### Your task:
Go through the entries and set each one down exactly.

(Dataset records)
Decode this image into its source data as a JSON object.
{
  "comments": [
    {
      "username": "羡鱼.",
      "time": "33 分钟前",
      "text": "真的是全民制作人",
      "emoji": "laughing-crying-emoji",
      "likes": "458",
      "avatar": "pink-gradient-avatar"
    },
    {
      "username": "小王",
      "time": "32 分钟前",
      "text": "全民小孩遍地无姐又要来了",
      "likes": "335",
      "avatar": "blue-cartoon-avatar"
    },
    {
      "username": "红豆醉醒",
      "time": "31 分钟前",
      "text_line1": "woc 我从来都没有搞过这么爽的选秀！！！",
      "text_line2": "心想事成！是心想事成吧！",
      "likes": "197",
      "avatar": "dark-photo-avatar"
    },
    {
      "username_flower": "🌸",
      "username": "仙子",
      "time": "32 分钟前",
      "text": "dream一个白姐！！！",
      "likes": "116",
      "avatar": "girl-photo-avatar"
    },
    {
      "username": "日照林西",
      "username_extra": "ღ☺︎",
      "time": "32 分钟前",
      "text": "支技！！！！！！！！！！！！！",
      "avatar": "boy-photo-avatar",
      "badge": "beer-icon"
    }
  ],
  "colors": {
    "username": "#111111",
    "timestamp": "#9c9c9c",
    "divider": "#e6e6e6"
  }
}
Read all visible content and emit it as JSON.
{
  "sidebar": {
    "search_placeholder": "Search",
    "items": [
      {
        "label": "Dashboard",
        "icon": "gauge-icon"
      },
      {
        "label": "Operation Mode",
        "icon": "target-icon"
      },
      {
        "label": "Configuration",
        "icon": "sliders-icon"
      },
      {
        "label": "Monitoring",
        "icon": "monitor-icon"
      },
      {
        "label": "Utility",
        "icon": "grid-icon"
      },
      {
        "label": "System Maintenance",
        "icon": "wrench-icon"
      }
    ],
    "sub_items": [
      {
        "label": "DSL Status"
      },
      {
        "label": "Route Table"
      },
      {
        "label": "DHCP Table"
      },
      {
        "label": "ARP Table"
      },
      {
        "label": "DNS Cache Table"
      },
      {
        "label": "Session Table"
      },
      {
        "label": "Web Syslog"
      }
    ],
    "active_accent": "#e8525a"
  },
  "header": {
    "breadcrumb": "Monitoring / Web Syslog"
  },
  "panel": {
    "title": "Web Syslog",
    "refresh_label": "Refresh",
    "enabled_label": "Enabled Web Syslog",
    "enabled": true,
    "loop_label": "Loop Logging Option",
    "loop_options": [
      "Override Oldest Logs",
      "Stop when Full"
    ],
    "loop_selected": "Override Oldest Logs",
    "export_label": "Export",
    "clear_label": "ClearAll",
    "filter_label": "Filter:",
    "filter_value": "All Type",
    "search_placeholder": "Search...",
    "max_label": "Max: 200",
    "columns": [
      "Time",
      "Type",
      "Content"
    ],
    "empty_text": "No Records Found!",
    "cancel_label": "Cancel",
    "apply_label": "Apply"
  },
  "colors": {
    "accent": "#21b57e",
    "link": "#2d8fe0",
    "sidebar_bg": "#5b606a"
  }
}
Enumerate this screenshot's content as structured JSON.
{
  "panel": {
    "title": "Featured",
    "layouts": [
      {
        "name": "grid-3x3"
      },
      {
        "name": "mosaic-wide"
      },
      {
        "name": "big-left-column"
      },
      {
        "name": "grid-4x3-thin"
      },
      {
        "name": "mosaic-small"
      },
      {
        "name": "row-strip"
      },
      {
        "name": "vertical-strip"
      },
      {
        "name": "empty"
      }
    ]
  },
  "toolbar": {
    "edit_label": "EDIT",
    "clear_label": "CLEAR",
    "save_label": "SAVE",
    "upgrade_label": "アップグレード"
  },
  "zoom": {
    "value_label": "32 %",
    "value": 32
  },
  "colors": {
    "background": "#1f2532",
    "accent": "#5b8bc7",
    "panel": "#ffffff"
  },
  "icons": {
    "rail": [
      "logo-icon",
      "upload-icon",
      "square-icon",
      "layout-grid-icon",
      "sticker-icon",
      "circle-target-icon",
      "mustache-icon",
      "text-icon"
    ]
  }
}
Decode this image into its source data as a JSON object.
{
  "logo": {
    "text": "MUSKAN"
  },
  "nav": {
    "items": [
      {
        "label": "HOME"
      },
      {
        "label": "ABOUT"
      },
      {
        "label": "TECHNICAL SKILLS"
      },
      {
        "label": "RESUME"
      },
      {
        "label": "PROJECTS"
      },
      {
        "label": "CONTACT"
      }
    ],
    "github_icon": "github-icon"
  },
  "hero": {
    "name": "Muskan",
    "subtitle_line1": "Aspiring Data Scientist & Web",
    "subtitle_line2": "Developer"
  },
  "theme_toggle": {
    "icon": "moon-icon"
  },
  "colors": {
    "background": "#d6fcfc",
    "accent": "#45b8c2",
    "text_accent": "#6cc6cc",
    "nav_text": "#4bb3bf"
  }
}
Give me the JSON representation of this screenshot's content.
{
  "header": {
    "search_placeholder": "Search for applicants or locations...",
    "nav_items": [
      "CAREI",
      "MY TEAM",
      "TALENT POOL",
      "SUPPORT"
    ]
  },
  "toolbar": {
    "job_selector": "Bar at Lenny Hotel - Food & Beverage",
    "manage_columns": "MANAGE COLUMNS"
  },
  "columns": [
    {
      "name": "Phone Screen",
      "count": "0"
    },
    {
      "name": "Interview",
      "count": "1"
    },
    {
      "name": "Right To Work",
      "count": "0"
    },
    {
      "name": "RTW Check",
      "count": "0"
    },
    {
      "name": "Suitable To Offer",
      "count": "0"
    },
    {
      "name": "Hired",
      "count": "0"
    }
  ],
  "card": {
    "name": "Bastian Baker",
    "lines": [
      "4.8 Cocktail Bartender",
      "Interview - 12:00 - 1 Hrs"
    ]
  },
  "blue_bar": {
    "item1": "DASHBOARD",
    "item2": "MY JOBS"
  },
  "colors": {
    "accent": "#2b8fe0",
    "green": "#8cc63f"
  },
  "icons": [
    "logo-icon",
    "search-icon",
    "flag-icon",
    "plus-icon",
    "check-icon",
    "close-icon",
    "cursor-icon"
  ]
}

### Completed exercise:
Decode this image into its source data as a JSON object.
{
  "comments": [
    {
      "username": "羡鱼.",
      "time": "33 分钟前",
      "text": "真的是全民制作人",
      "emoji": "laughing-crying-emoji",
      "likes": "458",
      "avatar": "pink-gradient-avatar"
    },
    {
      "username": "小王",
      "time": "32 分钟前",
      "text": "全民小孩遍地无姐又要来了",
      "likes": "335",
      "avatar": "blue-cartoon-avatar"
    },
    {
      "username": "红豆醉醒",
      "time": "31 分钟前",
      "text_line1": "woc 我从来都没有搞过这么爽的选秀！！！",
      "text_line2": "心想事成！是心想事成吧！",
      "likes": "197",
      "avatar": "dark-photo-avatar"
    },
    {
      "username_flower": "🌸",
      "username": "仙子",
      "time": "32 分钟前",
      "text": "dream一个白姐！！！",
      "likes": "116",
      "avatar": "girl-photo-avatar"
    },
    {
      "username": "日照林西",
      "username_extra": "ღ☺︎",
      "time": "32 分钟前",
      "text": "支技！！！！！！！！！！！！！",
      "avatar": "boy-photo-avatar",
      "badge": "beer-icon"
    }
  ],
  "colors": {
    "username": "#111111",
    "timestamp": "#9c9c9c",
    "divider": "#e6e6e6"
  }
}
Read all visible content and emit it as JSON.
{
  "sidebar": {
    "search_placeholder": "Search",
    "items": [
      {
        "label": "Dashboard",
        "icon": "gauge-icon"
      },
      {
        "label": "Operation Mode",
        "icon": "target-icon"
      },
      {
        "label": "Configuration",
        "icon": "sliders-icon"
      },
      {
        "label": "Monitoring",
        "icon": "monitor-icon"
      },
      {
        "label": "Utility",
        "icon": "grid-icon"
      },
      {
        "label": "System Maintenance",
        "icon": "wrench-icon"
      }
    ],
    "sub_items": [
      {
        "label": "DSL Status"
      },
      {
        "label": "Route Table"
      },
      {
        "label": "DHCP Table"
      },
      {
        "label": "ARP Table"
      },
      {
        "label": "DNS Cache Table"
      },
      {
        "label": "Session Table"
      },
      {
        "label": "Web Syslog"
      }
    ],
    "active_accent": "#e8525a"
  },
  "header": {
    "breadcrumb": "Monitoring / Web Syslog"
  },
  "panel": {
    "title": "Web Syslog",
    "refresh_label": "Refresh",
    "enabled_label": "Enabled Web Syslog",
    "enabled": true,
    "loop_label": "Loop Logging Option",
    "loop_options": [
      "Override Oldest Logs",
      "Stop when Full"
    ],
    "loop_selected": "Override Oldest Logs",
    "export_label": "Export",
    "clear_label": "ClearAll",
    "filter_label": "Filter:",
    "filter_value": "All Type",
    "search_placeholder": "Search...",
    "max_label": "Max: 200",
    "columns": [
      "Time",
      "Type",
      "Content"
    ],
    "empty_text": "No Records Found!",
    "cancel_label": "Cancel",
    "apply_label": "Apply"
  },
  "colors": {
    "accent": "#21b57e",
    "link": "#2d8fe0",
    "sidebar_bg": "#5b606a"
  }
}
Enumerate this screenshot's content as structured JSON.
{
  "panel": {
    "title": "Featured",
    "layouts": [
      {
        "name": "grid-3x3"
      },
      {
        "name": "mosaic-wide"
      },
      {
        "name": "big-left-column"
      },
      {
        "name": "grid-4x3-thin"
      },
      {
        "name": "mosaic-small"
      },
      {
        "name": "row-strip"
      },
      {
        "name": "vertical-strip"
      },
      {
        "name": "empty"
      }
    ]
  },
  "toolbar": {
    "edit_label": "EDIT",
    "clear_label": "CLEAR",
    "save_label": "SAVE",
    "upgrade_label": "アップグレード"
  },
  "zoom": {
    "value_label": "32 %",
    "value": 32
  },
  "colors": {
    "background": "#1f2532",
    "accent": "#5b8bc7",
    "panel": "#ffffff"
  },
  "icons": {
    "rail": [
      "logo-icon",
      "upload-icon",
      "square-icon",
      "layout-grid-icon",
      "sticker-icon",
      "circle-target-icon",
      "mustache-icon",
      "text-icon"
    ]
  }
}
Decode this image into its source data as a JSON object.
{
  "logo": {
    "text": "MUSKAN"
  },
  "nav": {
    "items": [
      {
        "label": "HOME"
      },
      {
        "label": "ABOUT"
      },
      {
        "label": "TECHNICAL SKILLS"
      },
      {
        "label": "RESUME"
      },
      {
        "label": "PROJECTS"
      },
      {
        "label": "CONTACT"
      }
    ],
    "github_icon": "github-icon"
  },
  "hero": {
    "name": "Muskan",
    "subtitle_line1": "Aspiring Data Scientist & Web",
    "subtitle_line2": "Developer"
  },
  "theme_toggle": {
    "icon": "moon-icon"
  },
  "colors": {
    "background": "#d6fcfc",
    "accent": "#45b8c2",
    "text_accent": "#6cc6cc",
    "nav_text": "#4bb3bf"
  }
}
Give me the JSON representation of this screenshot's content.
{
  "header": {
    "search_placeholder": "Search for applicants or locations...",
    "nav_items": [
      "CAREI",
      "MY TEAM",
      "TALENT POOL",
      "SUPPORT"
    ]
  },
  "toolbar": {
    "job_selector": "Bar at Lenny Hotel - Food & Beverage",
    "manage_columns": "MANAGE COLUMNS"
  },
  "columns": [
    {
      "name": "Phone Screen",
      "count": "0"
    },
    {
      "name": "Interview",
      "count": "1"
    },
    {
      "name": "Right To Work",
      "count": "0"
    },
    {
      "name": "RTW Check",
      "count": "0"
    },
    {
      "name": "Suitable To Offer",
      "count": "0"
    },
    {
      "name": "Hired",
      "count": "0"
    }
  ],
  "card": {
    "name": "Bastian Baker",
    "lines": [
      "4.8 Cocktail Bartender",
      "Interview - 12:00 - 1 Hrs"
    ]
  },
  "blue_bar": {
    "item1": "DASHBOARD",
    "item2": "MY JOBS"
  },
  "colors": {
    "accent": "#2b8fe0",
    "green": "#8cc63f"
  },
  "icons": [
    "logo-icon",
    "search-icon",
    "flag-icon",
    "plus-icon",
    "check-icon",
    "close-icon",
    "cursor-icon"
  ]
}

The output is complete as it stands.